• _Try it_
Note each line of the listing that contains the string "probability", and copy it.

• _Source material_
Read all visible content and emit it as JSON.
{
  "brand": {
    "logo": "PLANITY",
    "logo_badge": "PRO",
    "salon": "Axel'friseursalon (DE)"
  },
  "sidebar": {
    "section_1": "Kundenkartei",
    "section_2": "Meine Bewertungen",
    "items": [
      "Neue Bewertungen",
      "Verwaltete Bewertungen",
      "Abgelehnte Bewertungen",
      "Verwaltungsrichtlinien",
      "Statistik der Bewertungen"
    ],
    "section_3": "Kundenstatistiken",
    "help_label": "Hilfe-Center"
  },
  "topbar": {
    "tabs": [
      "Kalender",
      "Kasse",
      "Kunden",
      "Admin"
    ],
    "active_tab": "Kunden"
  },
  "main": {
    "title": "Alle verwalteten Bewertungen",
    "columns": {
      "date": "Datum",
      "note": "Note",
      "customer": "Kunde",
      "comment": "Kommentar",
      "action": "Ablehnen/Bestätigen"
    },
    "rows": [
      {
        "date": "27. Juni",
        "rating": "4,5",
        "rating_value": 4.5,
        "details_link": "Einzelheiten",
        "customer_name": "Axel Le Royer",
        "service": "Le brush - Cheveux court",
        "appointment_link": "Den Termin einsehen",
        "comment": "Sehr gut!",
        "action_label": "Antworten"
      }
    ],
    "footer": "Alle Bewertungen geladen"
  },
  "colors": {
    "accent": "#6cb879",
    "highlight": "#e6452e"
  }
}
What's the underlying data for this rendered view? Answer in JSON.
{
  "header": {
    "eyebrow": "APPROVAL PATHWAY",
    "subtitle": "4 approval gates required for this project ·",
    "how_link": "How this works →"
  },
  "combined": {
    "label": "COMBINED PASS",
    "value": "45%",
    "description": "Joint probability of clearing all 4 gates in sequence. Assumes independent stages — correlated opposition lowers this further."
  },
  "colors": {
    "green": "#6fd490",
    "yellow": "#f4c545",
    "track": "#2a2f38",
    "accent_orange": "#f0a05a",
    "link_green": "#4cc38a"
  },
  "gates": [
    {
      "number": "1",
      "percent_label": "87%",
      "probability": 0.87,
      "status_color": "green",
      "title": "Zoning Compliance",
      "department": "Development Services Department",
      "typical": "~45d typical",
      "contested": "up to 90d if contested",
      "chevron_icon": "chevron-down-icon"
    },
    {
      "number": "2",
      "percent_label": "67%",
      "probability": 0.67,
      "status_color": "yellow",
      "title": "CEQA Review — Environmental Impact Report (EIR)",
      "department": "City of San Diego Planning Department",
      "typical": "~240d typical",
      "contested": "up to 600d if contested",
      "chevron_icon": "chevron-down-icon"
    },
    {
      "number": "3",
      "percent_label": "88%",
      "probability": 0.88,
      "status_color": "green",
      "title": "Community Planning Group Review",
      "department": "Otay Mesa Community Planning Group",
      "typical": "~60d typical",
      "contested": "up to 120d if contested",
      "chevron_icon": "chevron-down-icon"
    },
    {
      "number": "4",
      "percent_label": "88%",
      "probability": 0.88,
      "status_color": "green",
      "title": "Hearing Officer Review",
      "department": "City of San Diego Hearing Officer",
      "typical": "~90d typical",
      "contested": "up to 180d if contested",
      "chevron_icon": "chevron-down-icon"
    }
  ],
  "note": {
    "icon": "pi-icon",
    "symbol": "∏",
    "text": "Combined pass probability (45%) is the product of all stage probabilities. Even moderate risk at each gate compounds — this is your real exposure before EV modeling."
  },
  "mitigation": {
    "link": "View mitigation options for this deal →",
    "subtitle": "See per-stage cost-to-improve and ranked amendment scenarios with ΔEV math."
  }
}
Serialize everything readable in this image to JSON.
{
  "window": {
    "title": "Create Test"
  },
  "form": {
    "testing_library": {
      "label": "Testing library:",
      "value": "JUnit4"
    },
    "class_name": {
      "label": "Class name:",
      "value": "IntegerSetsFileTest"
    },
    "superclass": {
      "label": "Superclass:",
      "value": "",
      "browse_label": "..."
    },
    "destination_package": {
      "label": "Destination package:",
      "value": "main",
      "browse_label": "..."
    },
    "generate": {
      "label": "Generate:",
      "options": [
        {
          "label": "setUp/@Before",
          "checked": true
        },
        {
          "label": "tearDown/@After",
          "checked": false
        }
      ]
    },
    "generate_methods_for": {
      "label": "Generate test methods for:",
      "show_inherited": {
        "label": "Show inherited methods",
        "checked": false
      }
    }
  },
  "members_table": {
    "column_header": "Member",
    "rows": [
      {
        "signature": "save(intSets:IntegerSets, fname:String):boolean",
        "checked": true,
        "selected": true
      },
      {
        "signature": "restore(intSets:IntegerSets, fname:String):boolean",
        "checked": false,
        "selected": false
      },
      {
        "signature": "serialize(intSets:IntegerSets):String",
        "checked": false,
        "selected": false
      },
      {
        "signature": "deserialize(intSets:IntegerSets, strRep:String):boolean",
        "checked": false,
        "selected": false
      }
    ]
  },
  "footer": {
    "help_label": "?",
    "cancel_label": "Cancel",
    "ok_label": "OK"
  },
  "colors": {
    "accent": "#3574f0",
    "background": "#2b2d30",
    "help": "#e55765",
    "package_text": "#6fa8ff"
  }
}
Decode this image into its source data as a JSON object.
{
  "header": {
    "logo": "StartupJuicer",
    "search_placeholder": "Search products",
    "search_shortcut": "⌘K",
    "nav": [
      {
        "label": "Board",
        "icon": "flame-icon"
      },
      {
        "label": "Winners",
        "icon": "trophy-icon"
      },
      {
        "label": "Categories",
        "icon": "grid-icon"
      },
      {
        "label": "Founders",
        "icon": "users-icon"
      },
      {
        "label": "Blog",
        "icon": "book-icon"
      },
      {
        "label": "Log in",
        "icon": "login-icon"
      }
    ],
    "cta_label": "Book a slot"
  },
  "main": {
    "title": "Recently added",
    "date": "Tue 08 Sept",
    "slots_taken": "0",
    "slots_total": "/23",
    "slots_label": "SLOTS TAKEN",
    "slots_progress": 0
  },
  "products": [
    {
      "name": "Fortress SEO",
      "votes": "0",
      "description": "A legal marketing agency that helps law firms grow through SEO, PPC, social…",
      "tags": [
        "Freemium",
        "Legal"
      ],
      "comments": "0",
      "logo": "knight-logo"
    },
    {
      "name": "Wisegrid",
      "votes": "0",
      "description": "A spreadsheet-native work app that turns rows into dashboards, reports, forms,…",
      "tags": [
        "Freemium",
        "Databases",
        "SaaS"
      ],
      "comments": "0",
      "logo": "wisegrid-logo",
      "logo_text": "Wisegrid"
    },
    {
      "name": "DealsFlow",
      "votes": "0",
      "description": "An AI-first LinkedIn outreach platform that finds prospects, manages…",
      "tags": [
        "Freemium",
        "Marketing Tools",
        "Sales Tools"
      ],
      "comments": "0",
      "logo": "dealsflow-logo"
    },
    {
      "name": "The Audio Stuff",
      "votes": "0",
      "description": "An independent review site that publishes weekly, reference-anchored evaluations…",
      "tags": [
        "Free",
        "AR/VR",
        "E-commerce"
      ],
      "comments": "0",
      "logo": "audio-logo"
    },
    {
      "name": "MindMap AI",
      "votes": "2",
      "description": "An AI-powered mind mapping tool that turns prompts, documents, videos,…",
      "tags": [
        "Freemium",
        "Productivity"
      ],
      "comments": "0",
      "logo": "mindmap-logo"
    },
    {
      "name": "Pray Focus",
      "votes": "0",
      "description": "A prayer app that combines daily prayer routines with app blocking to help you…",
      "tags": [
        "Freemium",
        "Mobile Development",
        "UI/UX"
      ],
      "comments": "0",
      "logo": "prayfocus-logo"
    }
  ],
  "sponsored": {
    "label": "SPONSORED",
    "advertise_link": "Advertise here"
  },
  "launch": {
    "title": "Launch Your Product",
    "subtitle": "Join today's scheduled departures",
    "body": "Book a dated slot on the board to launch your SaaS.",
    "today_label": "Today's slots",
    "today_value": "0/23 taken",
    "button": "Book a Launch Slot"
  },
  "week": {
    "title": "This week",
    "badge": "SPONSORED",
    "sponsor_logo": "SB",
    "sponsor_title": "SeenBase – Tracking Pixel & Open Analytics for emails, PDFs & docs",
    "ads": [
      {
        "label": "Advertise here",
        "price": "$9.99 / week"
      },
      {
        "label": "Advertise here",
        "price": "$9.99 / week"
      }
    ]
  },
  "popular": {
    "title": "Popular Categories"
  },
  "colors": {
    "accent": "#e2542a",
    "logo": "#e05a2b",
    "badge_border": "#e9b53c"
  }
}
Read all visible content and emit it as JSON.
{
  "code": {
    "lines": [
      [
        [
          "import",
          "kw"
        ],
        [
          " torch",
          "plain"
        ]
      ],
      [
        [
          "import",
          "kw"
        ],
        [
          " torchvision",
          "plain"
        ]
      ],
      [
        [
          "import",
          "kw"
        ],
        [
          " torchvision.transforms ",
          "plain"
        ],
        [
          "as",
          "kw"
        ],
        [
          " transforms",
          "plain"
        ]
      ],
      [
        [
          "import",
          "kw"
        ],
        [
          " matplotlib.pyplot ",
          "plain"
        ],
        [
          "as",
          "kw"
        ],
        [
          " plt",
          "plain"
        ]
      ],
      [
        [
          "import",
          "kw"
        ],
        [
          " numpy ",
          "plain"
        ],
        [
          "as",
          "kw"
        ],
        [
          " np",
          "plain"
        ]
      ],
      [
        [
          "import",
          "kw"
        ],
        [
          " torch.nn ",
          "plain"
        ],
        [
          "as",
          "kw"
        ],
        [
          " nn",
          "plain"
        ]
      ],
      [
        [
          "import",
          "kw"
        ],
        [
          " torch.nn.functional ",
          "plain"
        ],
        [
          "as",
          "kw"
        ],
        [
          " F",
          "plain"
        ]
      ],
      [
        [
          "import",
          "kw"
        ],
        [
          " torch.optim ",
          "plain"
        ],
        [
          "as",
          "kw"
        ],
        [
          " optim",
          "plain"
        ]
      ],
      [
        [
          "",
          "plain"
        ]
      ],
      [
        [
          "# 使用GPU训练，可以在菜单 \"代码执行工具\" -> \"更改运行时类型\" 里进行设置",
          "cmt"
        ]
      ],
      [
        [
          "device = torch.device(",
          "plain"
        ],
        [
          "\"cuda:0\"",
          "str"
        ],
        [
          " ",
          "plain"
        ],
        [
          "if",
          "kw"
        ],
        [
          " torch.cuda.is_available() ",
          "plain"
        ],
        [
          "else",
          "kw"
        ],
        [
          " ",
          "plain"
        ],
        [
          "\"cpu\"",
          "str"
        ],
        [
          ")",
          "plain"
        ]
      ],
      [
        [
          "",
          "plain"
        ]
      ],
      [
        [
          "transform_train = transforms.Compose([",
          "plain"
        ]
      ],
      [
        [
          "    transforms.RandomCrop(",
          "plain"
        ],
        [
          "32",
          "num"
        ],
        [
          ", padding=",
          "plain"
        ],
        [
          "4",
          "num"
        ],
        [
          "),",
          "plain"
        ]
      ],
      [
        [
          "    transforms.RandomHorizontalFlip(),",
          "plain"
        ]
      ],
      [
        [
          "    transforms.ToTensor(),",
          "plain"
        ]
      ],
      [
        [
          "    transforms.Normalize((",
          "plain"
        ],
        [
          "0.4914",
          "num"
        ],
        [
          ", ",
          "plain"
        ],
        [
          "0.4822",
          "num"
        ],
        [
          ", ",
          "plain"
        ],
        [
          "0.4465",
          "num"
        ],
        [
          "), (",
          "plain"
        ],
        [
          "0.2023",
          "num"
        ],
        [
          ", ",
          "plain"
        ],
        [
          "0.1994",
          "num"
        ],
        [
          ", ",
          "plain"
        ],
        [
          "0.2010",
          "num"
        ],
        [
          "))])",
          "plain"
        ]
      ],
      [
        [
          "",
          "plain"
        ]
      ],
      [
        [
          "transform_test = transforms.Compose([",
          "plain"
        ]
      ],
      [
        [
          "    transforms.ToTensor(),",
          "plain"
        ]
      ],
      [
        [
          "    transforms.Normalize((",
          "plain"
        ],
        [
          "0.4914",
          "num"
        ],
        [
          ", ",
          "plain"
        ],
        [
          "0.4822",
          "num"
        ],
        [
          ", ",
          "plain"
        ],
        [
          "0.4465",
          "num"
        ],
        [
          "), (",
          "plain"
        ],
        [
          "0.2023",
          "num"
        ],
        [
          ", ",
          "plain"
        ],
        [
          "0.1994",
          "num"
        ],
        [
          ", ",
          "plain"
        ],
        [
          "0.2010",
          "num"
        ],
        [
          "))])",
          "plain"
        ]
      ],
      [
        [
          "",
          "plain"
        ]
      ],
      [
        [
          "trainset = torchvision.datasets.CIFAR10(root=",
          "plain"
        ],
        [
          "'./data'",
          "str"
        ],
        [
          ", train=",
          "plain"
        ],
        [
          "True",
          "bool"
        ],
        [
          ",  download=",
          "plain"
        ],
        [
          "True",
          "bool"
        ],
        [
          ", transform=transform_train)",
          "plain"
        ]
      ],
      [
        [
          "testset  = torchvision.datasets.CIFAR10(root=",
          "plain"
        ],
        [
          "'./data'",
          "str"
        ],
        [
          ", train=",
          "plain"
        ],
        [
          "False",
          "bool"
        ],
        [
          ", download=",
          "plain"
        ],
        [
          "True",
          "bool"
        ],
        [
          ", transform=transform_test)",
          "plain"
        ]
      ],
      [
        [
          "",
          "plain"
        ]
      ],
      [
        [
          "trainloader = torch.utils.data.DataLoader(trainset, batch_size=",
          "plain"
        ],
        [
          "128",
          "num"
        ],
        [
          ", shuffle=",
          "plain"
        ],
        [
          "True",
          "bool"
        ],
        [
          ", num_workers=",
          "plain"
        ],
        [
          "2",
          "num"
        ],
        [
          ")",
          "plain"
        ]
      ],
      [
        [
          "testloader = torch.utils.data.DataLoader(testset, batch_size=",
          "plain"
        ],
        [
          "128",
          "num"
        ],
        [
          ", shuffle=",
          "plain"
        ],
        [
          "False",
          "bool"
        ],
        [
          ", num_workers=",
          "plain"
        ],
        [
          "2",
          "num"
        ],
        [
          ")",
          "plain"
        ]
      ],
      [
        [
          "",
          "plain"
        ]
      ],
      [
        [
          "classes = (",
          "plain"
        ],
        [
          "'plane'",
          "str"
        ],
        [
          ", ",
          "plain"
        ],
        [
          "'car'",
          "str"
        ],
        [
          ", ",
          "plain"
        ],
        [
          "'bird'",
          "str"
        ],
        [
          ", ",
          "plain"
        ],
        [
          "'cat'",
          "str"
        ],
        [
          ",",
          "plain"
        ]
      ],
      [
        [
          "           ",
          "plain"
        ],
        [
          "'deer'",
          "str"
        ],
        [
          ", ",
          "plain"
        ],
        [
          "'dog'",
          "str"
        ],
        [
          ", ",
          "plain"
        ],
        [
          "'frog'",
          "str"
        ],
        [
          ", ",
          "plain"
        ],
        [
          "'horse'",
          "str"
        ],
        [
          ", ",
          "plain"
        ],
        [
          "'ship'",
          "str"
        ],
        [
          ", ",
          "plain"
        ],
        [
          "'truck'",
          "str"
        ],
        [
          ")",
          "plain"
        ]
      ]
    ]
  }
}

• _Response for this exercise_
    "description": "Joint probability of clearing all 4 gates in sequence. Assumes independent stages — correlated opposition lowers this further."
      "probability": 0.87,
      "probability": 0.67,
      "probability": 0.88,
      "probability": 0.88,
    "text": "Combined pass probability (45%) is the product of all stage probabilities. Even moderate risk at each gate compounds — this is your real exposure before EV modeling."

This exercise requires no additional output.